Among the lines of the material, copy those that hold the string "complete".

• Provided data:

=== Section Start ===

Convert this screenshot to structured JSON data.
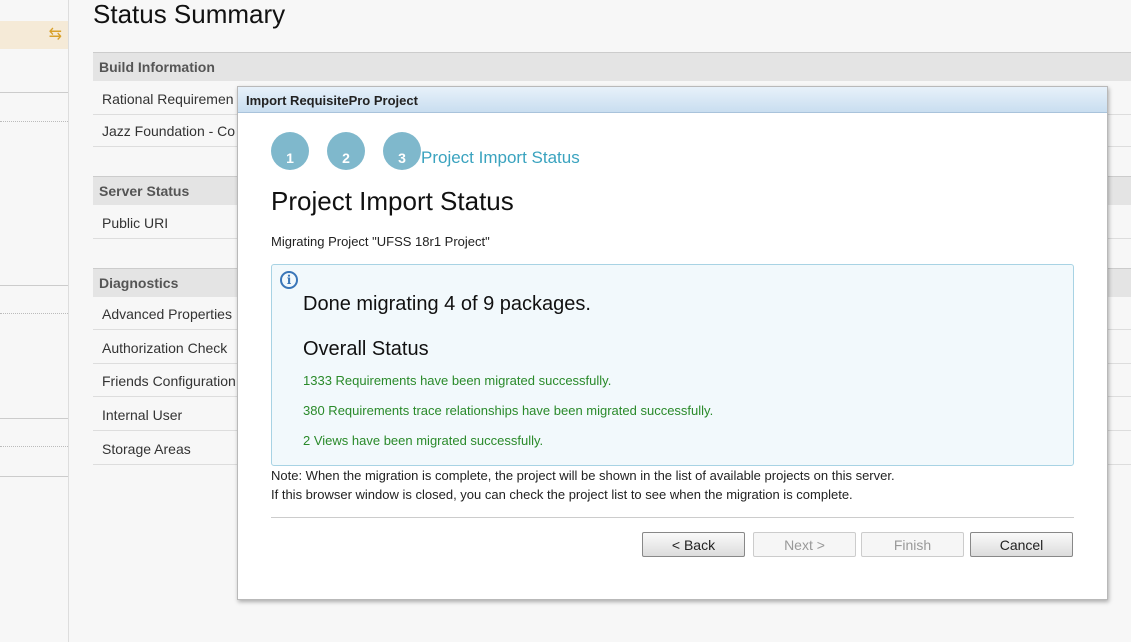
{
  "page": {
    "title": "Status Summary"
  },
  "sidebar": {
    "active_icon": "refresh-icon"
  },
  "sections": [
    {
      "header": "Build Information",
      "rows": [
        "Rational Requiremen",
        "Jazz Foundation - Co"
      ]
    },
    {
      "header": "Server Status",
      "rows": [
        "Public URI"
      ]
    },
    {
      "header": "Diagnostics",
      "rows": [
        "Advanced Properties",
        "Authorization Check",
        "Friends Configuration",
        "Internal User",
        "Storage Areas"
      ]
    }
  ],
  "dialog": {
    "title": "Import RequisitePro Project",
    "steps": [
      "1",
      "2",
      "3"
    ],
    "current_step_label": "Project Import Status",
    "heading": "Project Import Status",
    "migrating": "Migrating Project \"UFSS 18r1 Project\"",
    "done": "Done migrating 4 of 9 packages.",
    "overall_heading": "Overall Status",
    "results": [
      "1333 Requirements have been migrated successfully.",
      "380 Requirements trace relationships have been migrated successfully.",
      "2 Views have been migrated successfully."
    ],
    "note1": "Note: When the migration is complete, the project will be shown in the list of available projects on this server.",
    "note2": "If this browser window is closed, you can check the project list to see when the migration is complete.",
    "buttons": {
      "back": "< Back",
      "next": "Next >",
      "finish": "Finish",
      "cancel": "Cancel"
    }
  }
}
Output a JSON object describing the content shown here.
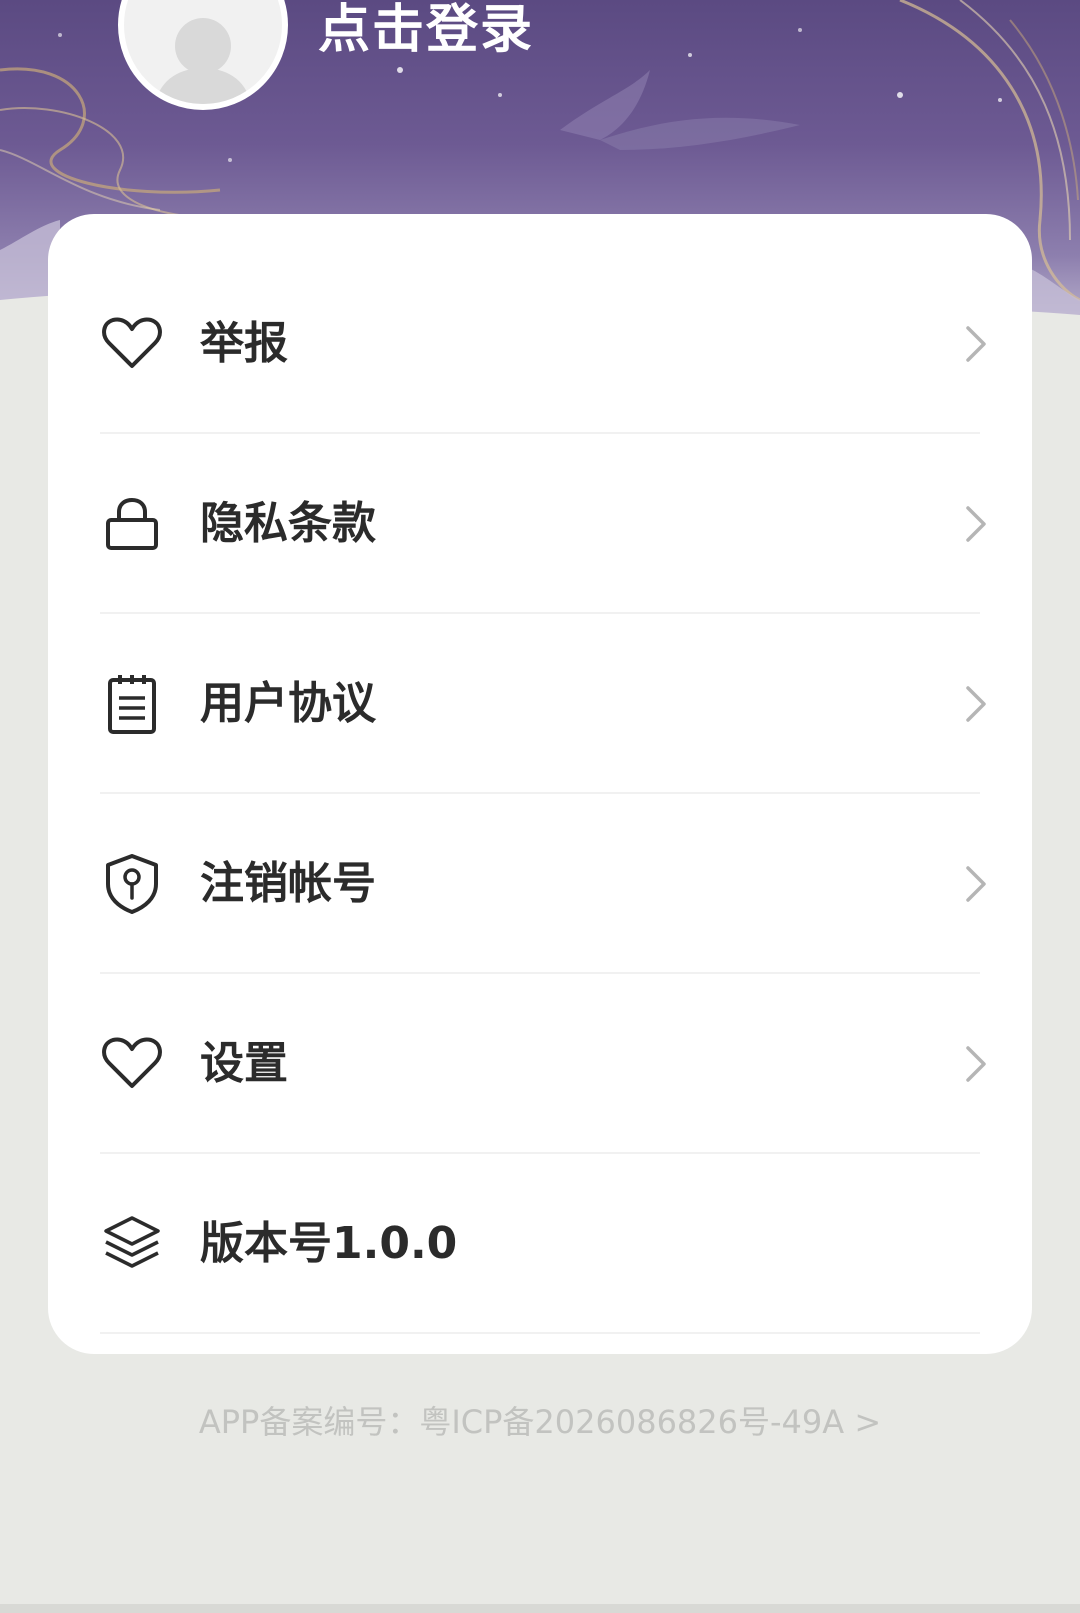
{
  "header": {
    "login_label": "点击登录"
  },
  "menu": {
    "items": [
      {
        "label": "举报",
        "icon": "heart-icon"
      },
      {
        "label": "隐私条款",
        "icon": "lock-icon"
      },
      {
        "label": "用户协议",
        "icon": "notepad-icon"
      },
      {
        "label": "注销帐号",
        "icon": "shield-keyhole-icon"
      },
      {
        "label": "设置",
        "icon": "heart-icon"
      },
      {
        "label": "版本号1.0.0",
        "icon": "layers-icon"
      }
    ]
  },
  "footer": {
    "icp_text": "APP备案编号：粤ICP备2026086826号-49A >"
  },
  "colors": {
    "hero": "#5b4a82",
    "background": "#e8e9e5",
    "card": "#ffffff",
    "text": "#2b2b2b",
    "footer_text": "#c2c3c0"
  }
}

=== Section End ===

• Task solution:
    "note1": "Note: When the migration is complete, the project will be shown in the list of available projects on this server.",
    "note2": "If this browser window is closed, you can check the project list to see when the migration is complete.",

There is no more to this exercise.